Poem by Sophia for Gershon
Poem by Sophia for Gershon... I have been visited by owls lately (sometimes beside the road, sometimes flying overhead or in front of me, once sitting quietly on the roof spine, head cocked to one side, watching me). People in the ancient world would have seen these as visitations (and perhaps they are!), so it seems only fitting to accompany Gershon's poem for Sophia with the poem she dedicated to him when she was 14, Apotheosis as an Owl. Apotheosis as an Owl (for Gershon) Birds are always flying, Even on their backs As they search for the moon in
Gershon’s Poem for Sophia
Poem by Gershon Maller for Sophia... Gershon Maller, dear friend and mentor of Sophia, has had a poem dedicated to her published in Text: https://textjournal.scholasticahq.com/article/23503-text-poetry-april-2021 Sophia, who shared many long conversations over good coffeee with Gershon about Plato and poetics, Wittgensgtein and Wallace Stevens, language and meaning, events from history or all things otherworldly, would be delighted! To be a poet, Sophia said in a poem she wrote as a 13-year-old, is to be "a verb in a world/ Of nouns." This was the grammar of being she lived vividly in every perception, in every thought, in every moment of her
All the world’s true things…
Sophia 30.07.1991--17.01.2014 Grave Goods Cemeteries are places we turn our backs on, Quarantine islands
Don’t Be Afraid
Don't Be Afraid “Don’t be afraid,” the angel says to the shepherds in the Nativity story. Perhaps in today’s fearful times, the angel would also say: “Be steadfast.” It is a good word: steadfast. An old word for a very necessary virtue. It means to stand firm, to be resolute, to be faithful. Sophia lived out the true meaning of it in her illness. I watched her do it. She was a wise old soul, our Soph. In the age of Covid, this is particularly resonant: “Be steadfast.”
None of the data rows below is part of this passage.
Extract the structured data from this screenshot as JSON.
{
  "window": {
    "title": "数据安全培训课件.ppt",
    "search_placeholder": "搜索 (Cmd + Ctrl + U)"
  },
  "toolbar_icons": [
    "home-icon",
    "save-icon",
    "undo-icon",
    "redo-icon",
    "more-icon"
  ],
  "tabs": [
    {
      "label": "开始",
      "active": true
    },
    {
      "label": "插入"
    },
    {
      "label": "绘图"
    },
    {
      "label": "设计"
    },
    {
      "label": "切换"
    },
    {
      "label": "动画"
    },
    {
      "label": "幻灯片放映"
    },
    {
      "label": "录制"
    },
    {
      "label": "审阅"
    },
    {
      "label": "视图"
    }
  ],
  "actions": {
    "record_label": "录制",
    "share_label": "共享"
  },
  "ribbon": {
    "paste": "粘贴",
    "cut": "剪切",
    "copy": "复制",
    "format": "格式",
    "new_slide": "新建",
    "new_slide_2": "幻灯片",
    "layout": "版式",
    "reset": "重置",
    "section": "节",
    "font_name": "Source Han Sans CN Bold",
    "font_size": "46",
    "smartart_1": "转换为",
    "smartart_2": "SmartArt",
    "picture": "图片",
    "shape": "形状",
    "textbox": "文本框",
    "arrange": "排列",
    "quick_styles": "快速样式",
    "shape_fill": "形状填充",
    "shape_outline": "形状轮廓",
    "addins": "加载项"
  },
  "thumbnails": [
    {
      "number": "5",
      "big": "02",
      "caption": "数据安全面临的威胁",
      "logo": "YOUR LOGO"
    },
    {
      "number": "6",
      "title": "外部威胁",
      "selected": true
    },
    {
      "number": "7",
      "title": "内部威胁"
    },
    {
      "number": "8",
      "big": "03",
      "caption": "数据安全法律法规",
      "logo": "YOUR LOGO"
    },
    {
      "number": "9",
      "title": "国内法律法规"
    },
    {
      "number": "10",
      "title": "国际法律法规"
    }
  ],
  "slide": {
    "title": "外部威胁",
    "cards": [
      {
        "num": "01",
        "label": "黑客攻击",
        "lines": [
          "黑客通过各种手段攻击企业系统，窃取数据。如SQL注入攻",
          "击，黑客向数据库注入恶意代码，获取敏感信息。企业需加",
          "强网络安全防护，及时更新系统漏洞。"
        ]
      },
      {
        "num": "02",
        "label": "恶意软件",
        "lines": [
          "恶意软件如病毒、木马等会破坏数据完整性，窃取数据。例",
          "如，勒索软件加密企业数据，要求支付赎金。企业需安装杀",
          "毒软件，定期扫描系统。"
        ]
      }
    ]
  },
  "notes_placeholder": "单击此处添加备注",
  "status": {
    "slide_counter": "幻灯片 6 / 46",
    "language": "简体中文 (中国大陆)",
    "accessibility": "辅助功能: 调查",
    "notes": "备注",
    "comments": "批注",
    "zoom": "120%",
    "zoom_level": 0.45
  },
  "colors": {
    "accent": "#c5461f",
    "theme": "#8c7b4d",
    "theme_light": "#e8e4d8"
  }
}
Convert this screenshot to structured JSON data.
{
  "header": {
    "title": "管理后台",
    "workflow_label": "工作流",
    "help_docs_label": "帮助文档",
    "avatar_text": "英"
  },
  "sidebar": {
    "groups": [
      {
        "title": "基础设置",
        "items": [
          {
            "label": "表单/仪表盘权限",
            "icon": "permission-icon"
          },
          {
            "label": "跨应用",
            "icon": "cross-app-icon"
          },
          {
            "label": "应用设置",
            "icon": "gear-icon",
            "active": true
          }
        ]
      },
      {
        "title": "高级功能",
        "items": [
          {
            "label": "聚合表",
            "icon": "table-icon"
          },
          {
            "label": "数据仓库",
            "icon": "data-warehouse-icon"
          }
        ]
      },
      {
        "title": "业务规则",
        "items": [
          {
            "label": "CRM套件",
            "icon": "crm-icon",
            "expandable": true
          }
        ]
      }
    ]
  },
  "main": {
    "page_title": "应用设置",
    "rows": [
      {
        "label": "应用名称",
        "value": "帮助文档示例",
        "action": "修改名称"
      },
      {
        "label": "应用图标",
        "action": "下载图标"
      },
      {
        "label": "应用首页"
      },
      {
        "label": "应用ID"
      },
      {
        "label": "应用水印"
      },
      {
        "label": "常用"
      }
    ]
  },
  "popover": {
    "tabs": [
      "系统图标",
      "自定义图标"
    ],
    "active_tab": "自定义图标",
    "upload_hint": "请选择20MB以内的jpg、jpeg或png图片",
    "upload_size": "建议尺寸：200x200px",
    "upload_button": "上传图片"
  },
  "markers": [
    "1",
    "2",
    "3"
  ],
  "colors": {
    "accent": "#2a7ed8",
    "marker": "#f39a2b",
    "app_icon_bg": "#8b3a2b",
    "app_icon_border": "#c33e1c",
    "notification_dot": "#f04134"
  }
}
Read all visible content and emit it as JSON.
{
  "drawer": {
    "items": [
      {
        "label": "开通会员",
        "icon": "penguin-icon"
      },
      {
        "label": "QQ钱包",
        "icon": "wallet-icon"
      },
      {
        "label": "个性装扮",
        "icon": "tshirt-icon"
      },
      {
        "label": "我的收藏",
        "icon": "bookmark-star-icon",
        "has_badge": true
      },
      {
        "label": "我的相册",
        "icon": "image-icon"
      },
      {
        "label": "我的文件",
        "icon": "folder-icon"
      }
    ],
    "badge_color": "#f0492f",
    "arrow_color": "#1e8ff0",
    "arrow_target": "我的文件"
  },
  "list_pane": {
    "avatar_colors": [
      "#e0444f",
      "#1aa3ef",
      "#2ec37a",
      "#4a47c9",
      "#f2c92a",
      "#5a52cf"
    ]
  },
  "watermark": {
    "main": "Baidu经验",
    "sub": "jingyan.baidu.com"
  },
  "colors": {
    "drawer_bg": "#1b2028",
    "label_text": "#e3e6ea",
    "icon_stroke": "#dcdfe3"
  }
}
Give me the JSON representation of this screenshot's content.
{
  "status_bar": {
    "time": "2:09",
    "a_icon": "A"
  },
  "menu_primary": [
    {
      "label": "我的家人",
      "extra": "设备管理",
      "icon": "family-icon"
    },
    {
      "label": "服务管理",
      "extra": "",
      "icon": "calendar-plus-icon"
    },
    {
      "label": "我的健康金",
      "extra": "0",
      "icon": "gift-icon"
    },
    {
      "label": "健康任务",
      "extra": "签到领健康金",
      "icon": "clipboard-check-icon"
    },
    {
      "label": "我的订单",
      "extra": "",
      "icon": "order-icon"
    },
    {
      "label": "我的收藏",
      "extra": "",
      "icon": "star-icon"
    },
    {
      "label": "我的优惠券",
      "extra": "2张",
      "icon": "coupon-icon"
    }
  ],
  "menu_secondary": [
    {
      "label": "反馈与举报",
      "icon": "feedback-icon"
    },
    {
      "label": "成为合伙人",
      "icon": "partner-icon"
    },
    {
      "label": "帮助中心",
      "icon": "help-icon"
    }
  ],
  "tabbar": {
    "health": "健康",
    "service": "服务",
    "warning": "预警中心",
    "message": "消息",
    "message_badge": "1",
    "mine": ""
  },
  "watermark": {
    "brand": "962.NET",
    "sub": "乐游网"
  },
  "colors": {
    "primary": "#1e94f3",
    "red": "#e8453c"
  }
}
In Passing Quadrant has published another of Sophia’s early poems, In Passing. It includes the footnote Sophie wrote to accompany the text. When Sophie collated and organised the collection, Antiquity, In Passing was the poem she chose to conclude it. As Sophie conceived of the poems as being the product of a middle-aged, melancholic scholar, a professor in the field of religion and mythology called (rather wonderfully) A.B. Miriam Thyme, it is altogether fitting that the last words in Antiquity are in a footnote. There is a classic Sophia edge to that thought, both witty and wise in its acuteness.
July 30th, 2020
July 30th, 2020 Another year, another birthday, unmade from life that should have been. Yet how grateful I am that you lived, my darling—that you lived in the world, and lived in it in such richness of inner being. You were so light in your step in life, graceful in every gesture, but deep is the impression left on those who see. The Snowflake and the Star Sometimes I feel I am akin only to the dead That all my consubstantiality is with bones Can it be that I have no remnant amongst the living? Subtle as fire I have seen
The Shimmering Otherness of RAIJ
The Shimmering Otherness of RAIJ RAIJ (Revolutionary Army of the Infant Jesus), the eclectic and multitalented group of musicians based in the UK, recently released their latest album Songs of Yearning (plus a limited edition accompanying album, Nocturnes). Prayer, the last track on Songs of Yearning, has a particular significance for me. It is RAIJ’s lovely arrangement of the simple prayer which I sang driving home from the cemetery one day after visiting Sophia’s tomb. It is—for me and for those who love Sophia—one of the ripples in time of her beautiful young life. But it is also a song